__PROBLEM TO WORK ON__. Return the records below exactly as they are written.
(ENTRIES SHOWN Opens)
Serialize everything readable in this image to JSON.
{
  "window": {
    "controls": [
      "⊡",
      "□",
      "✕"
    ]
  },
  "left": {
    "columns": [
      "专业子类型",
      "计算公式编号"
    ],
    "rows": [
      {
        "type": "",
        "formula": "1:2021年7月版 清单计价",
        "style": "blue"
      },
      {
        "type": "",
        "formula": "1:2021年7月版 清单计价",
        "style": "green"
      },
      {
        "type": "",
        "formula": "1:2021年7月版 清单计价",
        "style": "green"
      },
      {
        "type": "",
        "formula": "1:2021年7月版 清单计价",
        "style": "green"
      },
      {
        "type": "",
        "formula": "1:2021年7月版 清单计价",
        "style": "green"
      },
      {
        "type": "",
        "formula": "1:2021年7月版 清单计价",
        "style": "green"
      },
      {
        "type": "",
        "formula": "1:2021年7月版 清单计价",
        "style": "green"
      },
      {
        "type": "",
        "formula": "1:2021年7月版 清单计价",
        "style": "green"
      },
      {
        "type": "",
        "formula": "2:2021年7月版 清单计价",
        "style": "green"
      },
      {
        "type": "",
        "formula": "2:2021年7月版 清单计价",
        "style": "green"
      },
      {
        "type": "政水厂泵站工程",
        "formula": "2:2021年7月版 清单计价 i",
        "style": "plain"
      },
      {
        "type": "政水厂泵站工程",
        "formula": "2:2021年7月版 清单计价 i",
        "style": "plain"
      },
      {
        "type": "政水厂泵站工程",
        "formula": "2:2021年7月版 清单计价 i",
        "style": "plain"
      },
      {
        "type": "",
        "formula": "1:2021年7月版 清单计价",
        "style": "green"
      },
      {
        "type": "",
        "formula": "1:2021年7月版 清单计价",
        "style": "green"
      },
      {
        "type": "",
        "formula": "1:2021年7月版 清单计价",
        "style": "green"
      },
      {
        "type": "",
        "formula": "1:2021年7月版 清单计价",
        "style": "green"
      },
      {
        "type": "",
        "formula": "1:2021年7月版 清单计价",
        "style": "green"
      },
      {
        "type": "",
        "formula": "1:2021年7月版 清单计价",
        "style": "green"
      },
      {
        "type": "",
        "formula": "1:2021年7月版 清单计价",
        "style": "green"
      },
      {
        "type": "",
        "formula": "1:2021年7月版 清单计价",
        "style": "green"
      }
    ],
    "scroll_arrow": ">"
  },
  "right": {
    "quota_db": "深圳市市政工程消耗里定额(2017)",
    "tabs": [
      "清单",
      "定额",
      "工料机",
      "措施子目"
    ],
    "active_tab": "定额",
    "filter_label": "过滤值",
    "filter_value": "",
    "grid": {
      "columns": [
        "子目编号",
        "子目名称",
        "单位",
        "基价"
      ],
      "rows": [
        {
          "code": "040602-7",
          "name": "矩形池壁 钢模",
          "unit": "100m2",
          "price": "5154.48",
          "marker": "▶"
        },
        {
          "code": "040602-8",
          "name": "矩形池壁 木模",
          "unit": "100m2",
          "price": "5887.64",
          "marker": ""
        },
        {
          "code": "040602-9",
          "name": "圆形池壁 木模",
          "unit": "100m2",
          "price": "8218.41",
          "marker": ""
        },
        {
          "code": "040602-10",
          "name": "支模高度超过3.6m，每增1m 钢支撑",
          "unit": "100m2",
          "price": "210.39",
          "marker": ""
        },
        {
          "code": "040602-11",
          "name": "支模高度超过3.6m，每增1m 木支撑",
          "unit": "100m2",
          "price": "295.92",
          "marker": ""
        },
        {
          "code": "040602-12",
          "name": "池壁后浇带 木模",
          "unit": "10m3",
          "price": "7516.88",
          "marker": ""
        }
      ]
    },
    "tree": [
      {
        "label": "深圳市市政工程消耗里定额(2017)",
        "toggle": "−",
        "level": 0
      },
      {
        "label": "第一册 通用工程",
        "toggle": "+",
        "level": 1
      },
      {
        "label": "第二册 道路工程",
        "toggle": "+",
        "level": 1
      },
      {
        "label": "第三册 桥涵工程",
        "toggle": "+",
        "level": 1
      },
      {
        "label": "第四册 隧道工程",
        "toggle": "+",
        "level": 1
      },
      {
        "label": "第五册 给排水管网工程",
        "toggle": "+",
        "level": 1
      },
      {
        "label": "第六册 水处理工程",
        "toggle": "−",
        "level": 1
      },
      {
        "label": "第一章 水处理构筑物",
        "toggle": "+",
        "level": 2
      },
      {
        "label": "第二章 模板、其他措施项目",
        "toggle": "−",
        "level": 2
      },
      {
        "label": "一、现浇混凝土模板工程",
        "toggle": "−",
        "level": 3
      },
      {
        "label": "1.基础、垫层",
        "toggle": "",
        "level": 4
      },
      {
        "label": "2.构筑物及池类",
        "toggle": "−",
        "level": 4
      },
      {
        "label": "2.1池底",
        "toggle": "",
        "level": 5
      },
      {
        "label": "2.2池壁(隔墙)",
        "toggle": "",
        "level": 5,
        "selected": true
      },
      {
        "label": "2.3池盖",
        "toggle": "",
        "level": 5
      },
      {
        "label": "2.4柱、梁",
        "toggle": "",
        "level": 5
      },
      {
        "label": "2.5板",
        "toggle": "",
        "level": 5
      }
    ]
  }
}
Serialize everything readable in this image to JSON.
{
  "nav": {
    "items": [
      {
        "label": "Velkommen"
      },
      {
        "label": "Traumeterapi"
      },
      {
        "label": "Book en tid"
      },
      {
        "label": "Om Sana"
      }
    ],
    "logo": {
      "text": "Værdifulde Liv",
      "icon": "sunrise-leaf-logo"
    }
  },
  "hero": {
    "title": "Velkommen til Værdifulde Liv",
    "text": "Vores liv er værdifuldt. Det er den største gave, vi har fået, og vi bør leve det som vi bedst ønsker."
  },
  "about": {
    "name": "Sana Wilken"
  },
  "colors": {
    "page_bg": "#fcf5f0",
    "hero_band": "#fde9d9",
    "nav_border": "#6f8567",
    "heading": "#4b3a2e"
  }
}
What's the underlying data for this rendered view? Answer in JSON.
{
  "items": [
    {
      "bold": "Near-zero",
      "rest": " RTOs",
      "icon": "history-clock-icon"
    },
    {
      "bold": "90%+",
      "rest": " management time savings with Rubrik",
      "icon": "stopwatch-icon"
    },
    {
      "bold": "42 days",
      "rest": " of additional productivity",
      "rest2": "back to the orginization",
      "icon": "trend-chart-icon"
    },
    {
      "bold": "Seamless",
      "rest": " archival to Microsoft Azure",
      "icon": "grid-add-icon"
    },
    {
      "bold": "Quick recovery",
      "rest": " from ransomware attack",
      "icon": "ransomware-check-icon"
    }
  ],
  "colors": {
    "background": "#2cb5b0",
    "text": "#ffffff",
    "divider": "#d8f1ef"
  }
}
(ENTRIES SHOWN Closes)
__THE COMPLETED TASK__.
Serialize everything readable in this image to JSON.
{
  "window": {
    "controls": [
      "⊡",
      "□",
      "✕"
    ]
  },
  "left": {
    "columns": [
      "专业子类型",
      "计算公式编号"
    ],
    "rows": [
      {
        "type": "",
        "formula": "1:2021年7月版 清单计价",
        "style": "blue"
      },
      {
        "type": "",
        "formula": "1:2021年7月版 清单计价",
        "style": "green"
      },
      {
        "type": "",
        "formula": "1:2021年7月版 清单计价",
        "style": "green"
      },
      {
        "type": "",
        "formula": "1:2021年7月版 清单计价",
        "style": "green"
      },
      {
        "type": "",
        "formula": "1:2021年7月版 清单计价",
        "style": "green"
      },
      {
        "type": "",
        "formula": "1:2021年7月版 清单计价",
        "style": "green"
      },
      {
        "type": "",
        "formula": "1:2021年7月版 清单计价",
        "style": "green"
      },
      {
        "type": "",
        "formula": "1:2021年7月版 清单计价",
        "style": "green"
      },
      {
        "type": "",
        "formula": "2:2021年7月版 清单计价",
        "style": "green"
      },
      {
        "type": "",
        "formula": "2:2021年7月版 清单计价",
        "style": "green"
      },
      {
        "type": "政水厂泵站工程",
        "formula": "2:2021年7月版 清单计价 i",
        "style": "plain"
      },
      {
        "type": "政水厂泵站工程",
        "formula": "2:2021年7月版 清单计价 i",
        "style": "plain"
      },
      {
        "type": "政水厂泵站工程",
        "formula": "2:2021年7月版 清单计价 i",
        "style": "plain"
      },
      {
        "type": "",
        "formula": "1:2021年7月版 清单计价",
        "style": "green"
      },
      {
        "type": "",
        "formula": "1:2021年7月版 清单计价",
        "style": "green"
      },
      {
        "type": "",
        "formula": "1:2021年7月版 清单计价",
        "style": "green"
      },
      {
        "type": "",
        "formula": "1:2021年7月版 清单计价",
        "style": "green"
      },
      {
        "type": "",
        "formula": "1:2021年7月版 清单计价",
        "style": "green"
      },
      {
        "type": "",
        "formula": "1:2021年7月版 清单计价",
        "style": "green"
      },
      {
        "type": "",
        "formula": "1:2021年7月版 清单计价",
        "style": "green"
      },
      {
        "type": "",
        "formula": "1:2021年7月版 清单计价",
        "style": "green"
      }
    ],
    "scroll_arrow": ">"
  },
  "right": {
    "quota_db": "深圳市市政工程消耗里定额(2017)",
    "tabs": [
      "清单",
      "定额",
      "工料机",
      "措施子目"
    ],
    "active_tab": "定额",
    "filter_label": "过滤值",
    "filter_value": "",
    "grid": {
      "columns": [
        "子目编号",
        "子目名称",
        "单位",
        "基价"
      ],
      "rows": [
        {
          "code": "040602-7",
          "name": "矩形池壁 钢模",
          "unit": "100m2",
          "price": "5154.48",
          "marker": "▶"
        },
        {
          "code": "040602-8",
          "name": "矩形池壁 木模",
          "unit": "100m2",
          "price": "5887.64",
          "marker": ""
        },
        {
          "code": "040602-9",
          "name": "圆形池壁 木模",
          "unit": "100m2",
          "price": "8218.41",
          "marker": ""
        },
        {
          "code": "040602-10",
          "name": "支模高度超过3.6m，每增1m 钢支撑",
          "unit": "100m2",
          "price": "210.39",
          "marker": ""
        },
        {
          "code": "040602-11",
          "name": "支模高度超过3.6m，每增1m 木支撑",
          "unit": "100m2",
          "price": "295.92",
          "marker": ""
        },
        {
          "code": "040602-12",
          "name": "池壁后浇带 木模",
          "unit": "10m3",
          "price": "7516.88",
          "marker": ""
        }
      ]
    },
    "tree": [
      {
        "label": "深圳市市政工程消耗里定额(2017)",
        "toggle": "−",
        "level": 0
      },
      {
        "label": "第一册 通用工程",
        "toggle": "+",
        "level": 1
      },
      {
        "label": "第二册 道路工程",
        "toggle": "+",
        "level": 1
      },
      {
        "label": "第三册 桥涵工程",
        "toggle": "+",
        "level": 1
      },
      {
        "label": "第四册 隧道工程",
        "toggle": "+",
        "level": 1
      },
      {
        "label": "第五册 给排水管网工程",
        "toggle": "+",
        "level": 1
      },
      {
        "label": "第六册 水处理工程",
        "toggle": "−",
        "level": 1
      },
      {
        "label": "第一章 水处理构筑物",
        "toggle": "+",
        "level": 2
      },
      {
        "label": "第二章 模板、其他措施项目",
        "toggle": "−",
        "level": 2
      },
      {
        "label": "一、现浇混凝土模板工程",
        "toggle": "−",
        "level": 3
      },
      {
        "label": "1.基础、垫层",
        "toggle": "",
        "level": 4
      },
      {
        "label": "2.构筑物及池类",
        "toggle": "−",
        "level": 4
      },
      {
        "label": "2.1池底",
        "toggle": "",
        "level": 5
      },
      {
        "label": "2.2池壁(隔墙)",
        "toggle": "",
        "level": 5,
        "selected": true
      },
      {
        "label": "2.3池盖",
        "toggle": "",
        "level": 5
      },
      {
        "label": "2.4柱、梁",
        "toggle": "",
        "level": 5
      },
      {
        "label": "2.5板",
        "toggle": "",
        "level": 5
      }
    ]
  }
}
Serialize everything readable in this image to JSON.
{
  "nav": {
    "items": [
      {
        "label": "Velkommen"
      },
      {
        "label": "Traumeterapi"
      },
      {
        "label": "Book en tid"
      },
      {
        "label": "Om Sana"
      }
    ],
    "logo": {
      "text": "Værdifulde Liv",
      "icon": "sunrise-leaf-logo"
    }
  },
  "hero": {
    "title": "Velkommen til Værdifulde Liv",
    "text": "Vores liv er værdifuldt. Det er den største gave, vi har fået, og vi bør leve det som vi bedst ønsker."
  },
  "about": {
    "name": "Sana Wilken"
  },
  "colors": {
    "page_bg": "#fcf5f0",
    "hero_band": "#fde9d9",
    "nav_border": "#6f8567",
    "heading": "#4b3a2e"
  }
}
What's the underlying data for this rendered view? Answer in JSON.
{
  "items": [
    {
      "bold": "Near-zero",
      "rest": " RTOs",
      "icon": "history-clock-icon"
    },
    {
      "bold": "90%+",
      "rest": " management time savings with Rubrik",
      "icon": "stopwatch-icon"
    },
    {
      "bold": "42 days",
      "rest": " of additional productivity",
      "rest2": "back to the orginization",
      "icon": "trend-chart-icon"
    },
    {
      "bold": "Seamless",
      "rest": " archival to Microsoft Azure",
      "icon": "grid-add-icon"
    },
    {
      "bold": "Quick recovery",
      "rest": " from ransomware attack",
      "icon": "ransomware-check-icon"
    }
  ],
  "colors": {
    "background": "#2cb5b0",
    "text": "#ffffff",
    "divider": "#d8f1ef"
  }
}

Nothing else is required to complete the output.